By Caroline Dowd-Higgins
In this tumultuous economy many people have changed careers by necessity and others, by choice. This is the perfect opportunity to take charge of your destiny and reinvent your professional self to reignite your career and your life.
There are five essential self-assessment strategies to pursue for your professional reinvention. These steps will empower you with confidence and help you discover what you really want so you can market yourself and achieve your career goals.
1. Consider What You Value – Take the time to get quiet with yourself and determine what you value. Values are the biggest predictor of career satisfaction. Rank the things that are most important for you in a career such as: flexibility, security, autonomy, salary, work/life balance, etc. The values list is endless and only you can articulate what is important for your work environment. Values also change over time so what you want in a workplace now may be very different from the job you held 5 years ago.
2. Rediscover Your Interests – Knowing your interests can help you unlock your passion when choosing a career. Interests are the biggest predictors in career selection since we gravitate towards what we like. Are you a hands-on doer, an investigative thinker, or one who likes to create or invent? Perhaps you are interested in helping people or enjoy organizing data and information, or maybe you enjoy persuading and influencing others to achieve a goal. Your interests may lead you to a brand new career or entrepreneurial opportunity.
3. Embrace Your Personality – Personality refers to your unique patterns of mental, emotional, physical, and behavioral characteristics. Your personality preferences play a big role in the types of work you may like or dislike.
• Where do you draw your energy? Do you prefer to focus on the external world of people and actions or are you energized by ideas and feelings of the inner world?
• How do you perceive information? Do you focus on the realities of the present or the possibilities of the future?
• How do you make decisions? Are you guided by objective, analytical reasoning or subjective, personal values?
• What is your need for order in life? Do you prefer to be organized and planned or spontaneous and flexible?
Know thyself and honor your inborn personality type to help you find a career that matches your natural tendencies.
4. Scrutinize Your Skill Set – A skill is an ability, based on training or experience, to do something well. The goal is to discover what they are and market them with humble confidence to make you attractive to employers who value these skills in the workplace. Skills fall into three main categories:
• Transferable Skills - taken from job to job and important in many career sectors. Examples include: communication (verbal and written), critical thinking, analytical, leadership, project management.
• Specialized Knowledge – these are skills relevant to a particular job or career field. Examples include: operating laboratory equipment, computer program proficiency, and foreign language ability.
• Adaptive Skills – these are personal competencies you bring to the professional environment and often the most sought after by employers. Examples include: motivation, initiative, integrity, flexibility and resilience.
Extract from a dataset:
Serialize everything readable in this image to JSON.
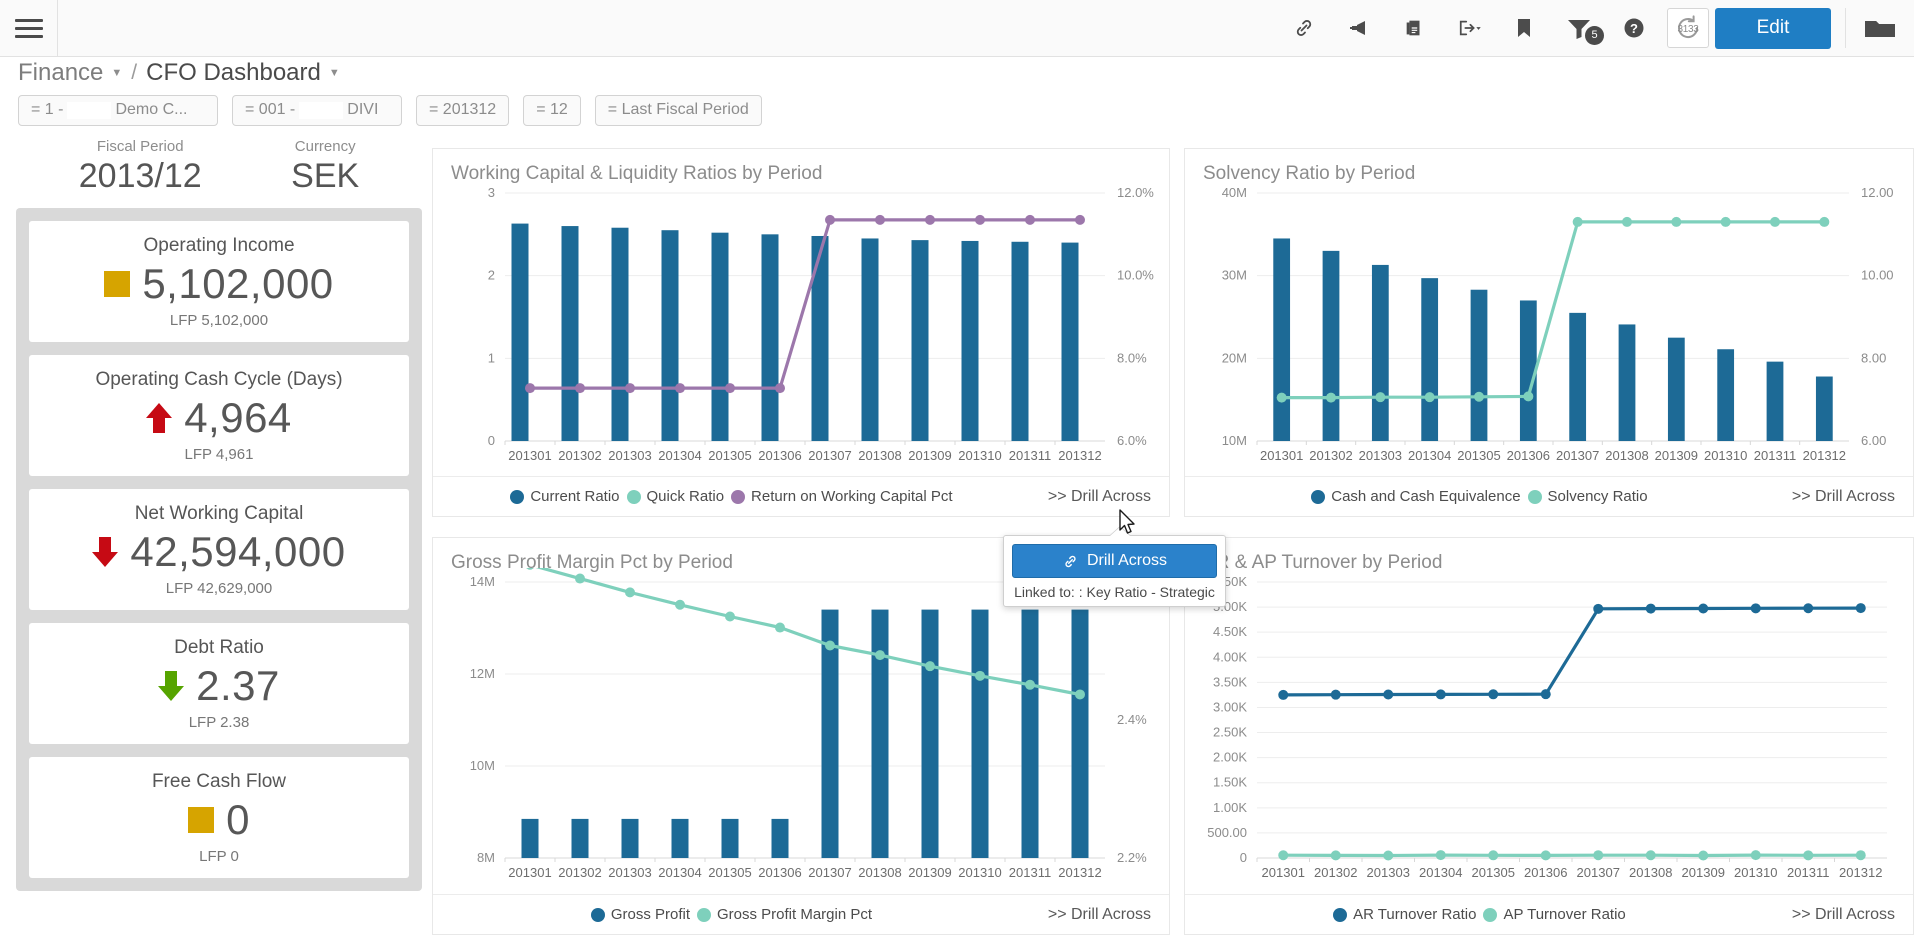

5. Develop Your Brand – You must showcase your strengths and define your “special sauce” in this competitive job arena. Market your unique combination of passions and talents and develop your story about why this is a valuable commodity. If you need a jump start, query people in your circle of trust and ask them what makes you special. Ultimately you are in control of your personal brand but gathering input from others can be a great point of departure.
Take the time to get quiet with yourself and discover what you value, what interests you, how your personality plays a role in your career, and inventory your skills. You can’t plan your career road map until you know here you want to go and it begins with self-reflection. Developing your brand will help you play to your strengths to identify opportunities where you will thrive.
Whether you are looking to reinvent yourself in the same industry, transition to a new career, or develop your own business, this is your opportunity to clean the slate and design a new professional you that plays to your strengths and feeds your soul so you can take control of your career and your life. Let the games begin!
(Caroline Dowd-Higgins pens a career transition blog called “This Is Not the Career I Ordered,” www.notthecareeriordered.com. She is also the Director of Career & Professional Development at Indiana University Maurer School of Law)